__Work task__
If an entry holds a picture, leave that picture out. Give everything else again exactly.

%%

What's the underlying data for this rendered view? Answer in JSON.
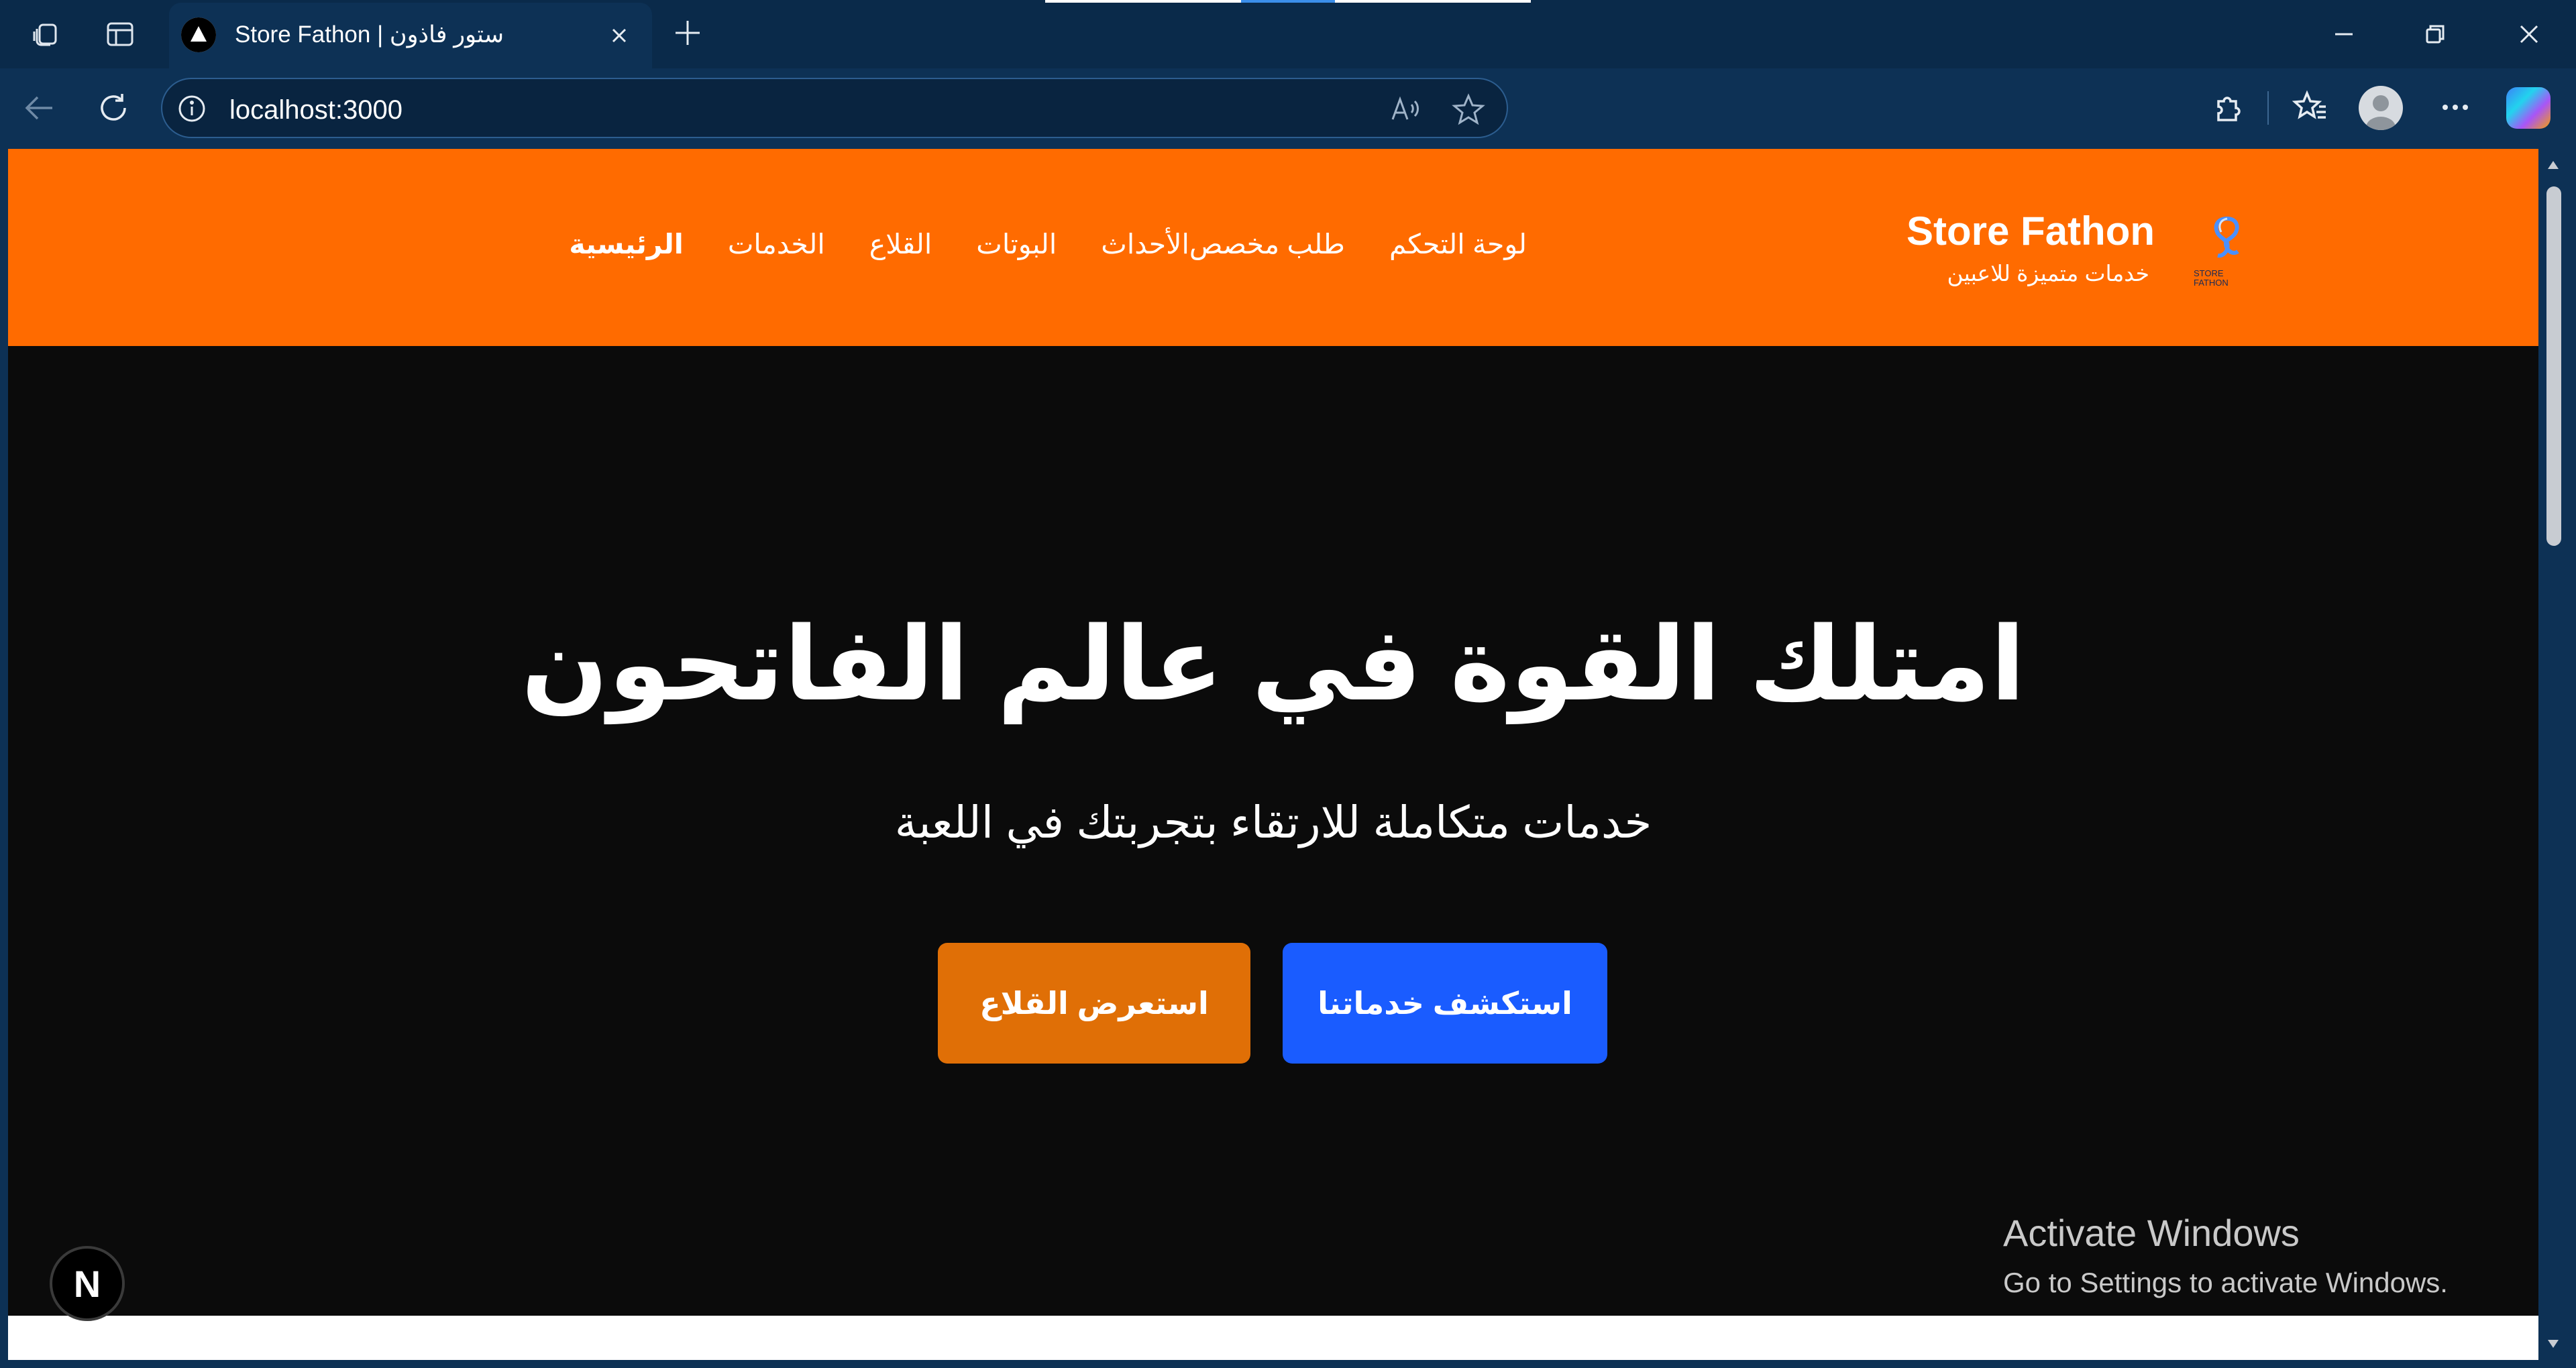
{
  "browser": {
    "tab_title": "Store Fathon | ستور فاذون",
    "address": "localhost:3000",
    "icons": [
      "workspaces-icon",
      "tab-actions-icon",
      "back-icon",
      "refresh-icon",
      "info-icon",
      "read-aloud-icon",
      "favorite-star-icon",
      "extensions-icon",
      "favorites-icon",
      "profile-icon",
      "more-icon",
      "copilot-icon"
    ]
  },
  "site": {
    "brand_name": "Store Fathon",
    "tagline": "خدمات متميزة للاعبين",
    "logo_text": [
      "STORE",
      "FATHON"
    ],
    "nav": [
      {
        "label": "الرئيسية",
        "active": true
      },
      {
        "label": "الخدمات"
      },
      {
        "label": "القلاع"
      },
      {
        "label": "البوتات"
      },
      {
        "label": "الأحداث"
      },
      {
        "label": "طلب مخصص"
      },
      {
        "label": "لوحة التحكم"
      }
    ],
    "colors": {
      "header": "#ff6b00",
      "primary_button": "#1a5cff",
      "secondary_button": "#e06f06",
      "background": "#0b0b0b"
    }
  },
  "hero": {
    "title": "امتلك القوة في عالم الفاتحون",
    "subtitle": "خدمات متكاملة للارتقاء بتجربتك في اللعبة",
    "cta_primary": "استكشف خدماتنا",
    "cta_secondary": "استعرض القلاع"
  },
  "overlays": {
    "next_badge": "N",
    "activate_title": "Activate Windows",
    "activate_subtitle": "Go to Settings to activate Windows."
  }
}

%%

__Written solution__
What's the underlying data for this rendered view? Answer in JSON.
{
  "browser": {
    "tab_title": "Store Fathon | ستور فاذون",
    "address": "localhost:3000",
    "icons": [
      "workspaces-icon",
      "tab-actions-icon",
      "back-icon",
      "refresh-icon",
      "info-icon",
      "read-aloud-icon",
      "favorite-star-icon",
      "extensions-icon",
      "favorites-icon",
      "profile-icon",
      "more-icon",
      "copilot-icon"
    ]
  },
  "site": {
    "brand_name": "Store Fathon",
    "tagline": "خدمات متميزة للاعبين",
    "logo_text": [
      "STORE",
      "FATHON"
    ],
    "nav": [
      {
        "label": "الرئيسية",
        "active": true
      },
      {
        "label": "الخدمات"
      },
      {
        "label": "القلاع"
      },
      {
        "label": "البوتات"
      },
      {
        "label": "الأحداث"
      },
      {
        "label": "طلب مخصص"
      },
      {
        "label": "لوحة التحكم"
      }
    ],
    "colors": {
      "header": "#ff6b00",
      "primary_button": "#1a5cff",
      "secondary_button": "#e06f06",
      "background": "#0b0b0b"
    }
  },
  "hero": {
    "title": "امتلك القوة في عالم الفاتحون",
    "subtitle": "خدمات متكاملة للارتقاء بتجربتك في اللعبة",
    "cta_primary": "استكشف خدماتنا",
    "cta_secondary": "استعرض القلاع"
  },
  "overlays": {
    "next_badge": "N",
    "activate_title": "Activate Windows",
    "activate_subtitle": "Go to Settings to activate Windows."
  }
}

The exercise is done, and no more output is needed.